Morning rain dampens early election turnout
It's Election Day for Pennsylvania's 8.4 million voters, but a combination of rain and cold weather could translate into record-low turnout for an off-year election to fill hundreds of municipal and school board seats and decide a referendum on property taxes.
The early morning scene in Jeannette was typical of those at polls across the region where local candidates hoped for the best.
Holding an umbrella in one hand and campaign literature in the other, Jeannette councilwoman Robin Mozley greeted a voter outside First Baptist Church Jeannette on a gray Tuesday and said, “Vote for the home team.”
Mozley said the rain and the cold seemed to be keeping voters away.
“Hopefully, it'll stop raining and more people will come out. This is a bad day,” she said.
Poll workers inside the church confirmed that fact.
“It started off very slow,” said Debbie Woods, a clerk in Jeannette Precinct 2-2. Only 43 people had voted by noon, when the number usually is closer to 60, she said.
Poll workers for Jeannette Precinct 2-1 said 36 people had voted in the first five hours that the polls had been open.
At the Murrysville Sardis precinct, a slow-but-steady stream of voters walked into Christ's Lutheran Church to vote Tuesday morning. About 111 people voted in the first 90 minutes that polls had been open, said Judge of Elections Daine Ondish.
“We're about average for this type of election,” said Ondish, who has worked elections in Westmoreland County for 50 years.
Morning turnout was slow even in communities with hot races, such as the Arnold-New Kensington district judge's post and the mayoral race across the Allegheny River in Tarentum.
Pat Scalise, of Arnold, was somewhat disappointed with the morning turnout.
“It's not like the old days when we had people lining up,” he said outside the polling place at Arnold United Methodist Church.
Joan Ferrange, of Arnold, said she would not miss casting her ballot, regardless of the weather.
“It's the only thing that we get to do. This is the only say we have,” she said, accompanied by her husband, Don.
Mark Roberts, a representative of the Murrysville Export Republican Committee, said he was surprised by the low turnout because the committee and its county counterpart had been calling people asking them to be sure to vote.
Many voters stood in line for more than two hours to vote during the presidential election, so that could be a factor, he said.
“People have a post-election hangover still,” he said.
The Murrysville Sardis precinct handled about 125 voters per hour during that election, Ondish said.
While the pace was slow, people were still walking through rain and sleet to vote, said Lois Nesbitt, a representative of the Murrysville Export Democratic Committee.
“It's nice to see people turning out,” she said.
At the top of the ballot, the race for a full, 10-year term on the state Supreme Court pits Republican Justice Sallie Mundy, who was appointed to fill a vacancy on the high court in 2016, against Democrat Dwayne Woodruff, an Allegheny County Court of Common Pleas judge.
Statewide, voters also will fill four seats on the state Superior Court and two seats on the Commonwealth Court.
But it is a referendum, tacked onto the bottom of the ballot, that could have wide-ranging ramifications across the state.
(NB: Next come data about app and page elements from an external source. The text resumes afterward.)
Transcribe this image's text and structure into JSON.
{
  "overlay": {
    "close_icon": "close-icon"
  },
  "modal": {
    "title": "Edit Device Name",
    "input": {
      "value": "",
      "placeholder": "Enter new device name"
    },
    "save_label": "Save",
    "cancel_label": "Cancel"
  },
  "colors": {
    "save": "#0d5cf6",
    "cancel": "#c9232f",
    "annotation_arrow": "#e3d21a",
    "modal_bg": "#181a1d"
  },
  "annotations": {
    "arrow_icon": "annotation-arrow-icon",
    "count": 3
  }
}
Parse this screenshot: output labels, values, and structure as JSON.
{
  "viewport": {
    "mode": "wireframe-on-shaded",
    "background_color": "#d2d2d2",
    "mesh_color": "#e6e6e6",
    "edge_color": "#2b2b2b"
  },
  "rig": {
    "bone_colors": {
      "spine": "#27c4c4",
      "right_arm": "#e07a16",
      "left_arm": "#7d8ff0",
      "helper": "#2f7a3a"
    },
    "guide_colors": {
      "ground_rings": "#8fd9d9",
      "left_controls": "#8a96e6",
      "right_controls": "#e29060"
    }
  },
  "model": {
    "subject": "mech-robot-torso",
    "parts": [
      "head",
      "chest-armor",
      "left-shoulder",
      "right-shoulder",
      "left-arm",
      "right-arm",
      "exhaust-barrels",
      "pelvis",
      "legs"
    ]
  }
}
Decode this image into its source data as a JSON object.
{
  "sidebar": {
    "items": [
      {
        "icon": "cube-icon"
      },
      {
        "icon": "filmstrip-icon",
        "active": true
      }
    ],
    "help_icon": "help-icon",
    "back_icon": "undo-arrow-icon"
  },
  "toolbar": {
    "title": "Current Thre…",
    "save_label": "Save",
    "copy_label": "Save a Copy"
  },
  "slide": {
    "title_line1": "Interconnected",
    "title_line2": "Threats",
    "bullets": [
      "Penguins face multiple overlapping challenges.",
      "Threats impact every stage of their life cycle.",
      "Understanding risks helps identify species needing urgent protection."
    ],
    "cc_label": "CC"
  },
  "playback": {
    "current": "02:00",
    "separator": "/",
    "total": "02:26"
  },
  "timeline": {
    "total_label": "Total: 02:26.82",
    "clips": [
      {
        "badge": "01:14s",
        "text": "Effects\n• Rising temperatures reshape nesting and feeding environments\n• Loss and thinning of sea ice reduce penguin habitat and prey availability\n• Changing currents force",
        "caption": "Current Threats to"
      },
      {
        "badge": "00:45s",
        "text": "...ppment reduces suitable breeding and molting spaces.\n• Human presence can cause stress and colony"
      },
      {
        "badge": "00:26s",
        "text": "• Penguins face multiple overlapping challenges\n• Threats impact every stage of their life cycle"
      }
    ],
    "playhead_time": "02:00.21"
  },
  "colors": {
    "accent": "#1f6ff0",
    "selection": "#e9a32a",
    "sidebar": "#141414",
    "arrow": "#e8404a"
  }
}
It asks whether the state constitution should be amended to clear the way for the Legislature to consider property tax reform. While the issue has gained traction in many communities, it is unclear exactly how lawmakers would replace property taxes that are a financial mainstay for public schools.
Voters in several central Westmoreland County communities, including Greensburg and Hempfield, also are voting on a referendum seeking approval for a 1 mill tax to support the Greensburg Hempfield Library.